What the exercise asks -
The word "pints" occurs in some lines of the data. Return each such line.
BEGIN Records for the task
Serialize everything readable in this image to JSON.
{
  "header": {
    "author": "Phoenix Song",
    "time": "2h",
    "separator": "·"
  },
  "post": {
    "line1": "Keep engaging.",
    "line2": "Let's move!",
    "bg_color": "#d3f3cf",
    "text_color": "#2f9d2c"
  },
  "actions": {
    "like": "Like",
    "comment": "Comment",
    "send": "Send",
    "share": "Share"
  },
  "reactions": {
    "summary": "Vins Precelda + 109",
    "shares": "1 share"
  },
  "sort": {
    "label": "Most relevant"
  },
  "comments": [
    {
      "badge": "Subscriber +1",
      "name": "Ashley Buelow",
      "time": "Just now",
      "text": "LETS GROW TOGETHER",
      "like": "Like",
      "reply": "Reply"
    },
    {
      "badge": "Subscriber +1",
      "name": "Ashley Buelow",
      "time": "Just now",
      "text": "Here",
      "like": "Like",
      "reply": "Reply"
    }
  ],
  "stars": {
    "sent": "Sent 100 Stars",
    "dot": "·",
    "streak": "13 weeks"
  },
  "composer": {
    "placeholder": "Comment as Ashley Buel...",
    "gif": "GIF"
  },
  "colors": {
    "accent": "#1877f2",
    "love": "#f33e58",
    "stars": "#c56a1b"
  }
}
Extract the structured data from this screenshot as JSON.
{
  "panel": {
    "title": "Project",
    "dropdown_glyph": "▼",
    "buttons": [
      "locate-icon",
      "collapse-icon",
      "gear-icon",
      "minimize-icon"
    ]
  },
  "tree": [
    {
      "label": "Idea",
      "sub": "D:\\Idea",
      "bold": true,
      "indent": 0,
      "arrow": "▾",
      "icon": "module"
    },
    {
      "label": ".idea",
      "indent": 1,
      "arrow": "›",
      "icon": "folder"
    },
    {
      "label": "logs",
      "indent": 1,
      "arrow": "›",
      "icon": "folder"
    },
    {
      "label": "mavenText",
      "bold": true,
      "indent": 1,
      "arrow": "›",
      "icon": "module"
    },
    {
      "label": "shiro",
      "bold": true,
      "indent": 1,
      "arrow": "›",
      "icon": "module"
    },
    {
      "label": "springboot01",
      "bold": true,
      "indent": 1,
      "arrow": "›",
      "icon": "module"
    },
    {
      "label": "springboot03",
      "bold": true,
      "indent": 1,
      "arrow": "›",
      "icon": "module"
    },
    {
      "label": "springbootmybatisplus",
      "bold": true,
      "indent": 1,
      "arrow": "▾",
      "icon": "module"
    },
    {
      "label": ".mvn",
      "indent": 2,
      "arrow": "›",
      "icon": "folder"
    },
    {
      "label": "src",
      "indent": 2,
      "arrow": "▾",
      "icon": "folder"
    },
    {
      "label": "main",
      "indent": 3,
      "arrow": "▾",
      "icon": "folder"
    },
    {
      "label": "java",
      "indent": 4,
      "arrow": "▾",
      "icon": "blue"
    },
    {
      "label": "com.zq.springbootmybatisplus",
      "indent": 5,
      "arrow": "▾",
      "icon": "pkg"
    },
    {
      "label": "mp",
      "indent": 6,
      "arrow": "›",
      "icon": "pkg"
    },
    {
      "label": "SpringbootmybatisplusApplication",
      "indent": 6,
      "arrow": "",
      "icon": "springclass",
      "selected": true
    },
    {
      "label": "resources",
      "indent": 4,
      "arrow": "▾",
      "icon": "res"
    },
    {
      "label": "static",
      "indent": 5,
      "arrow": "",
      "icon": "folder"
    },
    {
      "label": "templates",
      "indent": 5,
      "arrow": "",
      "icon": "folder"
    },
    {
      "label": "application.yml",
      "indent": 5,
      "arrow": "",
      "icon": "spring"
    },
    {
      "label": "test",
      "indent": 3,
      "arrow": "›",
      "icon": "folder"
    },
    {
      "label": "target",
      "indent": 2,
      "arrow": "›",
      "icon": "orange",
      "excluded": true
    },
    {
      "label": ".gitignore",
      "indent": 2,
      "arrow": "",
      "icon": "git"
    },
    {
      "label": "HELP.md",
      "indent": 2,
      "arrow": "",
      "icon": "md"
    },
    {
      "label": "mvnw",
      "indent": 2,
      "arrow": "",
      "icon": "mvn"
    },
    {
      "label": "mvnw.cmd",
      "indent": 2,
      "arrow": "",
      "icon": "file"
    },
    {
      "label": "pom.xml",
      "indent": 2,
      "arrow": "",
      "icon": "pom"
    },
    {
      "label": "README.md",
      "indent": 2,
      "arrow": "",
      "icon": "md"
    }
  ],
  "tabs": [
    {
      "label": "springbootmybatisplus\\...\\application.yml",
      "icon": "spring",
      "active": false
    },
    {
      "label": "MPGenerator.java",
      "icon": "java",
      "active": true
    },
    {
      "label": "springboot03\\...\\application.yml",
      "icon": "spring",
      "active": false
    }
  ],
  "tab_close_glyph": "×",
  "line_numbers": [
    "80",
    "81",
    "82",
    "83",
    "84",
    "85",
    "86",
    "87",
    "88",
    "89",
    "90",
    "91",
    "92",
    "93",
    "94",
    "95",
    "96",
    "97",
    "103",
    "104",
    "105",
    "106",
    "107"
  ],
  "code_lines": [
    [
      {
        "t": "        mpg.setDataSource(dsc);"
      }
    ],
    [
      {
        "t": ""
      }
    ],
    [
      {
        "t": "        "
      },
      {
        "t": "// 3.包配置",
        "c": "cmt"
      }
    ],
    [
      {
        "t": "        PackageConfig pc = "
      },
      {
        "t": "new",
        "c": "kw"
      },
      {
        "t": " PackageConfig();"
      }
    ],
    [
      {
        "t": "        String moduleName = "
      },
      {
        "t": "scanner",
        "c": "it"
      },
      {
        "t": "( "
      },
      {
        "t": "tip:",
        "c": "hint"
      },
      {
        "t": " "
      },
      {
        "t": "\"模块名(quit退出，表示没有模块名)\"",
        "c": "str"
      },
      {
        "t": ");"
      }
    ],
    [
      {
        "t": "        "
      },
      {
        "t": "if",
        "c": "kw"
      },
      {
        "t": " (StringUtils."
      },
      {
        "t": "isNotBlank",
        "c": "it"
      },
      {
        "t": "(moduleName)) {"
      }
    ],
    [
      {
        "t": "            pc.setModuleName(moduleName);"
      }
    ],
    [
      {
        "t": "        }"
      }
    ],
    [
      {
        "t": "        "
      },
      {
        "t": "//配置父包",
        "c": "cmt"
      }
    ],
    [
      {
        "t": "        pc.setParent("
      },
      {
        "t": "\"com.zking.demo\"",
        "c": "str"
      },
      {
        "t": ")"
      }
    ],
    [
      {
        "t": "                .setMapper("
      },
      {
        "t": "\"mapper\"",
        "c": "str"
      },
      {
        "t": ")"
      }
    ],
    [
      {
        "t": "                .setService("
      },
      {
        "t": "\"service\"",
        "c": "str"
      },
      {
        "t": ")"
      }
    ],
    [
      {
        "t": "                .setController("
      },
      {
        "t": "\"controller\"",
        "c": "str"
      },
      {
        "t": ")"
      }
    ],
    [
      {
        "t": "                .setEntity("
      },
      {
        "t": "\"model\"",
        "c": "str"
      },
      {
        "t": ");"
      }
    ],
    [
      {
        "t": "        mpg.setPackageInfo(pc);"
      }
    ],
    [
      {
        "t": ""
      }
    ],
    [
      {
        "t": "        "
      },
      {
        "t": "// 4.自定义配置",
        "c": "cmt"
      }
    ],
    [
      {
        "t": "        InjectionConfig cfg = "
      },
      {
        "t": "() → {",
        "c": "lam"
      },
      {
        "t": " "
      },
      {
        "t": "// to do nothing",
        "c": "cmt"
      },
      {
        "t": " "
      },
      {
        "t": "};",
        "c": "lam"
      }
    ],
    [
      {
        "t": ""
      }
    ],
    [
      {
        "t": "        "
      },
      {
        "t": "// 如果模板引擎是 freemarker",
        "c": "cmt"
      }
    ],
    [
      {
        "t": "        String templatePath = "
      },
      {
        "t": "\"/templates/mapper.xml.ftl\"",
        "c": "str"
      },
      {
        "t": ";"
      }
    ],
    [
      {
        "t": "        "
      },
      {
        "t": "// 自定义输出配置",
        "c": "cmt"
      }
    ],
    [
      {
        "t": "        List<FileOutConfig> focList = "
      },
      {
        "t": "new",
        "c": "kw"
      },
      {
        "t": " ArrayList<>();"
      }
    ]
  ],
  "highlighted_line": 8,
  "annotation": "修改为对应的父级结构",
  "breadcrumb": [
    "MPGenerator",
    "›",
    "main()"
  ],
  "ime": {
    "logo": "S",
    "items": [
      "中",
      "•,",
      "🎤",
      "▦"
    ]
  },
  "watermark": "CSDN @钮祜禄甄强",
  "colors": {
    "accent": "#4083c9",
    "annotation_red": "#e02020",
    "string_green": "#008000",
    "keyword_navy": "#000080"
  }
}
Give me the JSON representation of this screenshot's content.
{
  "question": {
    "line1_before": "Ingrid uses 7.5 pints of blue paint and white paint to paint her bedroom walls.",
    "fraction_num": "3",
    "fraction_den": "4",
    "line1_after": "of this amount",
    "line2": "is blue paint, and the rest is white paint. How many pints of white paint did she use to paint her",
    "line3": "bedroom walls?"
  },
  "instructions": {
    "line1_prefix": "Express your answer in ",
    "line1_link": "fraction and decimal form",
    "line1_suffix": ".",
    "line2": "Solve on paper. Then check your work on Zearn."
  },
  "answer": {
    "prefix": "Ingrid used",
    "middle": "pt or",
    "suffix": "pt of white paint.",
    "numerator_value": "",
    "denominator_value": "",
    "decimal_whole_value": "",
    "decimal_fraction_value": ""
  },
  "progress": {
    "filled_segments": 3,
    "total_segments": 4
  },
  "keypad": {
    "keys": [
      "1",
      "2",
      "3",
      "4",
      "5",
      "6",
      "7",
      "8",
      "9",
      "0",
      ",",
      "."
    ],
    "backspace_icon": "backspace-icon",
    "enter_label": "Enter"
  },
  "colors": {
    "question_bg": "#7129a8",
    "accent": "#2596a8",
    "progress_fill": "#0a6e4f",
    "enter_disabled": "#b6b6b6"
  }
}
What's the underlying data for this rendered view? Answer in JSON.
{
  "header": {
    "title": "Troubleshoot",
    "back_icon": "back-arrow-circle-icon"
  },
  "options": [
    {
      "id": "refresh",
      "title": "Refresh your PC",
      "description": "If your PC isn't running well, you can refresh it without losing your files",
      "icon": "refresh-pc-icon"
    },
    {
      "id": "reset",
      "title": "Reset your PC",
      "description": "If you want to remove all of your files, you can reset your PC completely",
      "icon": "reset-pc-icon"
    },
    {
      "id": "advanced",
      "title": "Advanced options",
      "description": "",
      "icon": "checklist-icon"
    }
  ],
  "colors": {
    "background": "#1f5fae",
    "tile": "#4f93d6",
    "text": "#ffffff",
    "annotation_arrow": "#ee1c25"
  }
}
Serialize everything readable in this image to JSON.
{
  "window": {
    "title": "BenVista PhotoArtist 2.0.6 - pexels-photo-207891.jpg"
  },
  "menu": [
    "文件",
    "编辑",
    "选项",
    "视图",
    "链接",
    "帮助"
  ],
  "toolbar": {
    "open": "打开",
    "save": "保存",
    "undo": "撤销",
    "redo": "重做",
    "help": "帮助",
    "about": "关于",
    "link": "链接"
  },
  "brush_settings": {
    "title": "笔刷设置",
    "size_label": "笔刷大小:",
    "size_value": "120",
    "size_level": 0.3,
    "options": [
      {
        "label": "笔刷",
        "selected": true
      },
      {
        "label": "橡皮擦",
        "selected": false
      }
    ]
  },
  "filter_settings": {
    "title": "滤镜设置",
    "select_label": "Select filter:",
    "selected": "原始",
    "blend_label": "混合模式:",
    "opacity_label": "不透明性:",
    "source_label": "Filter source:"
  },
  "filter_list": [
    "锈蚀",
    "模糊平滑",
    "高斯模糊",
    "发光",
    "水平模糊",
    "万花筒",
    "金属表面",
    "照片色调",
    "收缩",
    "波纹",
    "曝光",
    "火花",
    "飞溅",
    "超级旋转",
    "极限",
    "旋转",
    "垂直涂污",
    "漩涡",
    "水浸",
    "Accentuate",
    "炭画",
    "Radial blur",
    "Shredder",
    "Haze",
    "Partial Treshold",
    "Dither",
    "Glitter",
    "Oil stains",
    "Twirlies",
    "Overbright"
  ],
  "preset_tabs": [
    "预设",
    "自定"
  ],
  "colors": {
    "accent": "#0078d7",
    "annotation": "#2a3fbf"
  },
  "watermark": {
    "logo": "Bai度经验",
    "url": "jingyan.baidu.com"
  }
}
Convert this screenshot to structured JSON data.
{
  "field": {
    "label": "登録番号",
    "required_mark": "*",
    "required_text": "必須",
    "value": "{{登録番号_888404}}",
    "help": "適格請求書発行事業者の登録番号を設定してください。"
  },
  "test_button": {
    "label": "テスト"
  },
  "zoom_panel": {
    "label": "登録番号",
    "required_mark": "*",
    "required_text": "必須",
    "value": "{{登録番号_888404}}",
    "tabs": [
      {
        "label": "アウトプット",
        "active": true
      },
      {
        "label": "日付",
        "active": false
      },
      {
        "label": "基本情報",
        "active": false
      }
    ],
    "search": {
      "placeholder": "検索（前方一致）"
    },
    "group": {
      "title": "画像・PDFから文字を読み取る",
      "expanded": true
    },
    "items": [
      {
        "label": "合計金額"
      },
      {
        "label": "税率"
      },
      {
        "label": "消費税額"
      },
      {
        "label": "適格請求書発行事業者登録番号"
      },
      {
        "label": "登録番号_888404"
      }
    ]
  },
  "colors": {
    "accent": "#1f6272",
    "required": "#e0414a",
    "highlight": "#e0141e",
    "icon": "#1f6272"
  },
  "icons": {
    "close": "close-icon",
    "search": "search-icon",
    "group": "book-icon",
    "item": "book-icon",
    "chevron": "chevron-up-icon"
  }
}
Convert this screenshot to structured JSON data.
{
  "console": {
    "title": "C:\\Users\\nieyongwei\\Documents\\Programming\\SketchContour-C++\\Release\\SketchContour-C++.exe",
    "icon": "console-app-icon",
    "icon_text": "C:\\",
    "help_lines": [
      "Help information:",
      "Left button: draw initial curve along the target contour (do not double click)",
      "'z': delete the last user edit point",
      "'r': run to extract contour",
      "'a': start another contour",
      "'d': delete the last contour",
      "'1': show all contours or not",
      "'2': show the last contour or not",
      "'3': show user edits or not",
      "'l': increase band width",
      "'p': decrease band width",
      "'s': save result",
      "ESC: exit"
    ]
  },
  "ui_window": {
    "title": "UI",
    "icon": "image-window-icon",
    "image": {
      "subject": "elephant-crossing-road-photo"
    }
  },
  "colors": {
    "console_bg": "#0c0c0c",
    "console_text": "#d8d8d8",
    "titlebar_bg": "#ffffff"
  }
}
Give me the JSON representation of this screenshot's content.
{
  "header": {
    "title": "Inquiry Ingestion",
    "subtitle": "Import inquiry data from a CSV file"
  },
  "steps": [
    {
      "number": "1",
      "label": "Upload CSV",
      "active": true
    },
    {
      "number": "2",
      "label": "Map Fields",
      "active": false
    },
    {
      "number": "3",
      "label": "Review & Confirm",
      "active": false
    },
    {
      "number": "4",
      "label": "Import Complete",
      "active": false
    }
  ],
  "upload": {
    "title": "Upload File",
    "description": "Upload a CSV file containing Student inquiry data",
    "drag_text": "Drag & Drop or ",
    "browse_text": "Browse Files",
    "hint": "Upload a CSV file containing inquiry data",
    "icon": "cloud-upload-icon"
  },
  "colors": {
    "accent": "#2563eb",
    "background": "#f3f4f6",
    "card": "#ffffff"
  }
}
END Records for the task
Written answer -
    "line1_before": "Ingrid uses 7.5 pints of blue paint and white paint to paint her bedroom walls.",
    "line2": "is blue paint, and the rest is white paint. How many pints of white paint did she use to paint her",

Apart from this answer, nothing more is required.